__About this exercise__
Search the data below for the word "title" and report how many lines contain it, with no added words.

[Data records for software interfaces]
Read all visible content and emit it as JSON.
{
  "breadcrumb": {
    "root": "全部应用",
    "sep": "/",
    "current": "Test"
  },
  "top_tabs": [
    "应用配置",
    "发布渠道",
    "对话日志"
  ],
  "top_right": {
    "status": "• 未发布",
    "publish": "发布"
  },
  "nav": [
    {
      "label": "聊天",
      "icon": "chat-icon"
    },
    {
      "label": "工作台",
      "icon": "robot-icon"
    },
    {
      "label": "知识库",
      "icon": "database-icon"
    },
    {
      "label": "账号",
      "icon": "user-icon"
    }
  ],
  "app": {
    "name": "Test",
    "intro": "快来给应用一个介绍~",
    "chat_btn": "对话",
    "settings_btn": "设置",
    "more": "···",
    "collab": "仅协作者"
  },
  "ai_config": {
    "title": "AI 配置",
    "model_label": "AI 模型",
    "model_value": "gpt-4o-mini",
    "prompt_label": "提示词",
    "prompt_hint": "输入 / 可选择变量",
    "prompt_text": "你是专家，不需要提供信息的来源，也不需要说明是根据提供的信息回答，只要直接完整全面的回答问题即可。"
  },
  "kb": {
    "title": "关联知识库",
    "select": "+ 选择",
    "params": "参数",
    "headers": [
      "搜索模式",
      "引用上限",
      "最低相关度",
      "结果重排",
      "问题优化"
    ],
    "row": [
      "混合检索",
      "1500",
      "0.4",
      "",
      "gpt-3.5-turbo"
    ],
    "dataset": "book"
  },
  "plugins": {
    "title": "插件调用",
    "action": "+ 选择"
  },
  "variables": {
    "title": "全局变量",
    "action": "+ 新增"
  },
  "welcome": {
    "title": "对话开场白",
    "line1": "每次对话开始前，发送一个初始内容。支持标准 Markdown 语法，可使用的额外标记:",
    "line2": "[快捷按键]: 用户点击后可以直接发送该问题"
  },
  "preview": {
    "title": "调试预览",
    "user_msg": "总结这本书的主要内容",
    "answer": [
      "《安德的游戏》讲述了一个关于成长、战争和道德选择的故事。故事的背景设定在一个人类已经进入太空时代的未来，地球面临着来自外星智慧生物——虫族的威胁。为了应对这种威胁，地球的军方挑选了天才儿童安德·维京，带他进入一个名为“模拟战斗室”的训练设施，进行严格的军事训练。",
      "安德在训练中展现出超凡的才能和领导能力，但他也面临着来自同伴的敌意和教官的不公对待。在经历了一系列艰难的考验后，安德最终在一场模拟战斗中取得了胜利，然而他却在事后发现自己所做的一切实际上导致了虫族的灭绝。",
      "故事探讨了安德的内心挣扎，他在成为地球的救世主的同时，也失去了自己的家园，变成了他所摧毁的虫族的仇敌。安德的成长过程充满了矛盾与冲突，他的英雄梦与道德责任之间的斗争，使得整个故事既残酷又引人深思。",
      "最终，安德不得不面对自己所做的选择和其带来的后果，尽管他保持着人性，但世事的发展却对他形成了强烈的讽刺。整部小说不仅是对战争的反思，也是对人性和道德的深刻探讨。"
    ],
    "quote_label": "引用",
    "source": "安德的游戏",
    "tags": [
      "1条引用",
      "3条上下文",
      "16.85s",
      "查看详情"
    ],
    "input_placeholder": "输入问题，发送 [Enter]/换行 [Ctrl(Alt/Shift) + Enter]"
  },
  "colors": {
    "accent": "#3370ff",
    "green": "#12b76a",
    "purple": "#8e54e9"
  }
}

__Exercise solution__
6